When you think about it, the traditional method of hiring - one job interview at a time, doesn't really provide the opportunity to do these with any certainty!
So instead, we will prepare this group interview to do all three.
First, set up a mole for the interview. A mole is a "spy" - someone who already works at the business or perhaps a friend or a spouse, who will attend the group interview pretending to be a candidate.
The mole's job is to listen.
What are they listening for? Well, when you walk out of the room, how do the candidates behave? Inevitably, there will be that one candidate who bad mouths somebody, tries to put others down, or does something toxic...which you never would have known if not for your mole!
The way to manage the mole is to have them sit there quietly in the room and fill out paperwork just like everybody else. And then interview them last - so they can tell you what they observed.
The next thing you will need to prepare are the packets of paperwork for each of your candidates. These should contain an application, questionnaire and a form for the candidate to state their employment goals and their understanding of what your company culture is. You can find templates for these forms inside the Hiring Survival Guide.
When applicants arrive to the group interview, welcome them all and deliver a brief statement about the company and the position they are applying for.
Next, direct them to the packets handed out and have them fill out the paperwork you provided.
You also want to ask them each to write a brief letter to a customer who has an overdue account.

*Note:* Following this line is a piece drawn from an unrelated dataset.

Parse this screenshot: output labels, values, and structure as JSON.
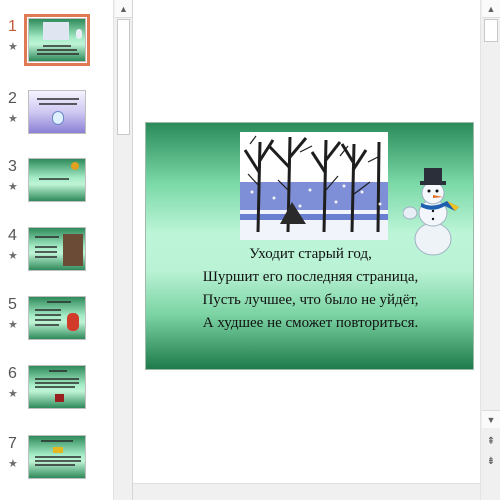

This will give you an indication of how the person deals with sensitive matters, and their level of professionalism with clients.
As each person finishes the paperwork, take them individually into a private office and conduct a brief job interview: 1) ask your questions and observe their behavior, 2) answer any of their questions, 3) inform them you that you plan to review the paperwork for each candidate before making a decision and that they may be called back in for a longer interview.
One of the biggest questions I get asked is: How do I come up with good interview questions?" Inside the Hiring Survival Guide I included dozens of examples of job interview questions you can and should ask!
Based on what you know at this point, you will be able to determine whom you wish to have back for a second interview.
I hope you found this episode helpful!
Once you have hired the best candidate, you will need a process for onboarding, training and managing them to help them become the best employee they can be. I can help.
Sarah Nicole Nadler is a business + balance coach. When she’s not serving her clients, she geeks out on board games, fantasy novels, and explores the great outdoors with her husband Ben. A digital nomad, she currently calls Tampa Bay, Florida home.